▶ DATA UNDER STUDY:
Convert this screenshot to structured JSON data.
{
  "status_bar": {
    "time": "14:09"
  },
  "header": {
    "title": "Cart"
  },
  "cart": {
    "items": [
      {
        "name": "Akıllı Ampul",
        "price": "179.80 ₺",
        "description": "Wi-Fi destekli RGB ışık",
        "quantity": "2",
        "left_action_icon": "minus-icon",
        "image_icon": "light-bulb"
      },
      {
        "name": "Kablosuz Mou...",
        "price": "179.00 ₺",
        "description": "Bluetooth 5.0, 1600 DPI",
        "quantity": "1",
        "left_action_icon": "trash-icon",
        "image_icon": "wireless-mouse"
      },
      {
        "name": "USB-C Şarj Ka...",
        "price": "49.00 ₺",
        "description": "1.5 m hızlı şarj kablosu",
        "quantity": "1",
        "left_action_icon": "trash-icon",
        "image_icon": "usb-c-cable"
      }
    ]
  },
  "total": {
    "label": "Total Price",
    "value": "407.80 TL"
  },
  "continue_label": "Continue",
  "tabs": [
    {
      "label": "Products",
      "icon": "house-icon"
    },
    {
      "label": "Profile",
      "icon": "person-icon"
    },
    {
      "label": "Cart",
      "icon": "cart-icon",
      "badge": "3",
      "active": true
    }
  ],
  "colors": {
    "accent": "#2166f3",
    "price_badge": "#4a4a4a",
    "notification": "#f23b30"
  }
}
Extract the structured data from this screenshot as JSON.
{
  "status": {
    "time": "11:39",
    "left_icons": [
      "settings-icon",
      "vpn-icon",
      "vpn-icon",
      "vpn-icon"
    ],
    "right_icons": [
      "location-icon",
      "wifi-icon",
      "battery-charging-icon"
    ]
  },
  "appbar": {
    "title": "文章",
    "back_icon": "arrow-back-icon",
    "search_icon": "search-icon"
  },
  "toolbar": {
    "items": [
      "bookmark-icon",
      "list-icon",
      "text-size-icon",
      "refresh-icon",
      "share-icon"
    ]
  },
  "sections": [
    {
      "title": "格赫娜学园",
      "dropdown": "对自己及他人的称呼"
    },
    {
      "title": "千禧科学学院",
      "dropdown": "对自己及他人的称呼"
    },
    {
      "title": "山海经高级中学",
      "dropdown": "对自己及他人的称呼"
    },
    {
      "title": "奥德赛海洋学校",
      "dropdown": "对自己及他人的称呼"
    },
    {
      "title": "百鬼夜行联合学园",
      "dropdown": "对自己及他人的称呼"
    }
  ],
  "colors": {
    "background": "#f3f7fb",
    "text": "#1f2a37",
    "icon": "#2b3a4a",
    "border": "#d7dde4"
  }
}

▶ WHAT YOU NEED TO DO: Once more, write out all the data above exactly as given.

▶ WRITTEN REPLY:
Convert this screenshot to structured JSON data.
{
  "status_bar": {
    "time": "14:09"
  },
  "header": {
    "title": "Cart"
  },
  "cart": {
    "items": [
      {
        "name": "Akıllı Ampul",
        "price": "179.80 ₺",
        "description": "Wi-Fi destekli RGB ışık",
        "quantity": "2",
        "left_action_icon": "minus-icon",
        "image_icon": "light-bulb"
      },
      {
        "name": "Kablosuz Mou...",
        "price": "179.00 ₺",
        "description": "Bluetooth 5.0, 1600 DPI",
        "quantity": "1",
        "left_action_icon": "trash-icon",
        "image_icon": "wireless-mouse"
      },
      {
        "name": "USB-C Şarj Ka...",
        "price": "49.00 ₺",
        "description": "1.5 m hızlı şarj kablosu",
        "quantity": "1",
        "left_action_icon": "trash-icon",
        "image_icon": "usb-c-cable"
      }
    ]
  },
  "total": {
    "label": "Total Price",
    "value": "407.80 TL"
  },
  "continue_label": "Continue",
  "tabs": [
    {
      "label": "Products",
      "icon": "house-icon"
    },
    {
      "label": "Profile",
      "icon": "person-icon"
    },
    {
      "label": "Cart",
      "icon": "cart-icon",
      "badge": "3",
      "active": true
    }
  ],
  "colors": {
    "accent": "#2166f3",
    "price_badge": "#4a4a4a",
    "notification": "#f23b30"
  }
}
Extract the structured data from this screenshot as JSON.
{
  "status": {
    "time": "11:39",
    "left_icons": [
      "settings-icon",
      "vpn-icon",
      "vpn-icon",
      "vpn-icon"
    ],
    "right_icons": [
      "location-icon",
      "wifi-icon",
      "battery-charging-icon"
    ]
  },
  "appbar": {
    "title": "文章",
    "back_icon": "arrow-back-icon",
    "search_icon": "search-icon"
  },
  "toolbar": {
    "items": [
      "bookmark-icon",
      "list-icon",
      "text-size-icon",
      "refresh-icon",
      "share-icon"
    ]
  },
  "sections": [
    {
      "title": "格赫娜学园",
      "dropdown": "对自己及他人的称呼"
    },
    {
      "title": "千禧科学学院",
      "dropdown": "对自己及他人的称呼"
    },
    {
      "title": "山海经高级中学",
      "dropdown": "对自己及他人的称呼"
    },
    {
      "title": "奥德赛海洋学校",
      "dropdown": "对自己及他人的称呼"
    },
    {
      "title": "百鬼夜行联合学园",
      "dropdown": "对自己及他人的称呼"
    }
  ],
  "colors": {
    "background": "#f3f7fb",
    "text": "#1f2a37",
    "icon": "#2b3a4a",
    "border": "#d7dde4"
  }
}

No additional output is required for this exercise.